China’s three largest carriers widened their half-year losses, as they count the economic costs of China’s continued zero-infection policy, which has dampened travel demand.
The ‘Big Three’, comprising Air China, China Eastern Airlines and China Southern Airlines, also reported a significant decline in revenues – especially in passenger travel – bucking the recovery trend seen in carriers elsewhere.
During the six-month period to 30 June, China battled its worst-ever spike in infections caused by the more infectious Omicron variants of the coronavirus, which has severely tested the zero-Covid’ strategy of president Xi Jinping. The first half saw key cities such as Beijing and Shanghai impose lockdowns, severely restricting peoples’ movement.
Consequently, the ‘Big Three’ saw traffic at the start of the year plunge to record lows – even lower than in 2020, at the onset of the pandemic. On a half-year basis, the three carriers saw passenger numbers fall as much as nearly 60% compared to 2021.
As China Eastern puts it in its latest financial results: “As impacted by the resurgence of the pandemic, domestic civil aviation transportation … [has] hit the trough.”
The Shanghai carrier was arguably the worst-hit among the ‘Big Three’, as Shanghai was placed under a much-publicised lockdown that stretched for weeks.
DEEPER IN THE RED
China Eastern was CNY15.7 billion ($2.27 billion) in the red at the operating level, widening the CNY5.5 billion loss reported in 2021.
Half-year revenue sank 44% year on year to CNY21.2 billion, with passenger revenues falling by nearly half. Expenses fell about 15% to CNY36.9 billion, as flying activity reduced.
The SkyTeam carrier reported a 58% drop in total passenger numbers to 18.7 million, with capacity down 48% and traffic falling 56% year on year.
China Eastern reported a net loss of CNY18.7 billion, significantly steeper than the CNY5.2 billion net loss in 2021.
As for Air China, it disclosed an operating loss of nearly CNY17 billion for the half-year period – the steepest loss among the ‘Big Three’. This compares to the CNY6 billion operating loss in 2021.
Revenue plunged 36% to CNY25.4 billion, led by a decline in passenger travel revenue of around 50%, but offset by a small uptick in cargo business.
Half-year passenger numbers fell 55% year on year to 17.4 million, with overall traffic and capacity shrinking 54% and 46% respectively.
Costs for the period fell just 8% year on year to CNY42.4 billion.
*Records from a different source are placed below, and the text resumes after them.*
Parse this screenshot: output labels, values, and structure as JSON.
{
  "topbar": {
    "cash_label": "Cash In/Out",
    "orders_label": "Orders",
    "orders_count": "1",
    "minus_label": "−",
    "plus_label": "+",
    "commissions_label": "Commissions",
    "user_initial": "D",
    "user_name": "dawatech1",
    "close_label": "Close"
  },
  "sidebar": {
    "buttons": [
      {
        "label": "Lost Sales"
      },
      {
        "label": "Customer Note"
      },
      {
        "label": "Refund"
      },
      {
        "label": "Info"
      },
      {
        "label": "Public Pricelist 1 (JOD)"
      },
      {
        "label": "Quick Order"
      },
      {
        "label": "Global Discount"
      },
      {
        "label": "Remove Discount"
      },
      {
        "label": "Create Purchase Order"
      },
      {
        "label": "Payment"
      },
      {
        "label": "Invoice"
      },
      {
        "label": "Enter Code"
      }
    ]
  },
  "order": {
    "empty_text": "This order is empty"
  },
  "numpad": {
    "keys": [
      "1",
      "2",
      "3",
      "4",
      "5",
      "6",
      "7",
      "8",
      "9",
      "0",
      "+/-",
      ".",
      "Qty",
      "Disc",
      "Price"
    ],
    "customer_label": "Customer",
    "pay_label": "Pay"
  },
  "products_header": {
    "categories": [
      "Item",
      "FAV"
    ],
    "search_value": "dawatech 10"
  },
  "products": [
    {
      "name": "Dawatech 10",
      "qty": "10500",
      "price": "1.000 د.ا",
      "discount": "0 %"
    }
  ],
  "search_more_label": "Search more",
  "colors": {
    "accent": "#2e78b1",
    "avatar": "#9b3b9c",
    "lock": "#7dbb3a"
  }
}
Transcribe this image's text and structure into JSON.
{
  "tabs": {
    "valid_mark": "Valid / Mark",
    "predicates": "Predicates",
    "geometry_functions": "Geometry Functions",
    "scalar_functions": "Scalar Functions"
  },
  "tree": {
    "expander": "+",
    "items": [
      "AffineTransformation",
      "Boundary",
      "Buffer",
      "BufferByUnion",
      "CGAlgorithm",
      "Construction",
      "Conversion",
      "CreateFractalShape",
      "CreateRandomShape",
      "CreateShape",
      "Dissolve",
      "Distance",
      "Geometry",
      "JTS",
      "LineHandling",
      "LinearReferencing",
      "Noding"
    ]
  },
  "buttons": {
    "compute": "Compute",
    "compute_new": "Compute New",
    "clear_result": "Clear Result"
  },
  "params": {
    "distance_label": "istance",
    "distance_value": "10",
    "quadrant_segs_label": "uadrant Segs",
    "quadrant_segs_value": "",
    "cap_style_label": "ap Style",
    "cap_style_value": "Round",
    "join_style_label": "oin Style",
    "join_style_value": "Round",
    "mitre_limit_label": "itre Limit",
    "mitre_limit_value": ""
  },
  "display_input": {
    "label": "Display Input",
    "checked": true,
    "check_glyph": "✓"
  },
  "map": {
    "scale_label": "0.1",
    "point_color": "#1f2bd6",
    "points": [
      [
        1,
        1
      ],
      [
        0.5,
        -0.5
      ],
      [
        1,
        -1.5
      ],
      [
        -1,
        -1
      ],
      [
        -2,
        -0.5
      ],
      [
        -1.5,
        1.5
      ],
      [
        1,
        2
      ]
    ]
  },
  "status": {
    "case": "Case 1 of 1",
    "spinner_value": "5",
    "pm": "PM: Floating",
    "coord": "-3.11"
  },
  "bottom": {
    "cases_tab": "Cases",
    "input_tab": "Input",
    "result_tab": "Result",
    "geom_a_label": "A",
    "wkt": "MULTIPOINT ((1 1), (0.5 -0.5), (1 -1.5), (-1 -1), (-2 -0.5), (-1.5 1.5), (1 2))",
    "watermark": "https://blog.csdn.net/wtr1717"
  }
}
While reduced flying activity meant operational costs were lower, the airline reported an uptick in fuel expenses, from the spike in fuel prices.
The Beijing-based airline widened its net loss, from 2021’s CNY6.8 billion to CNY19.4 billion.
Meanwhile, China Southern reported an operating loss of CNY10.6 billion, widening the CNY3 billion loss in 2021’s first six months.
Revenue fell about 21% to CNY40.8 billion, with passenger revenues falling nearly 33%. However, this was offset by a 26% increase in cargo earnings. By geographical region, only international passenger and cargo flights saw an uptick in revenue, against 2021’s lower base.
Like its compatriots, China Southern saw a drop in passenger numbers, down 46% against 2021 to 29.7 million. Traffic sank 43% and capacity 34%.
Expenses fell 5.5% year on year to CNY53.3 billion, with flight operating costs – which includes fuel expenses – increasing 2.4%.
The Guangzhou-based carrier disclosed a net loss of CNY11.9 billion, widening the CNY3.9 billion net loss in 2021.
The ‘Big Three’ had warned in mid-July of record net losses citing “multiple shocks”, including the Beijing’s strict zero-infection policy and rising fuel prices.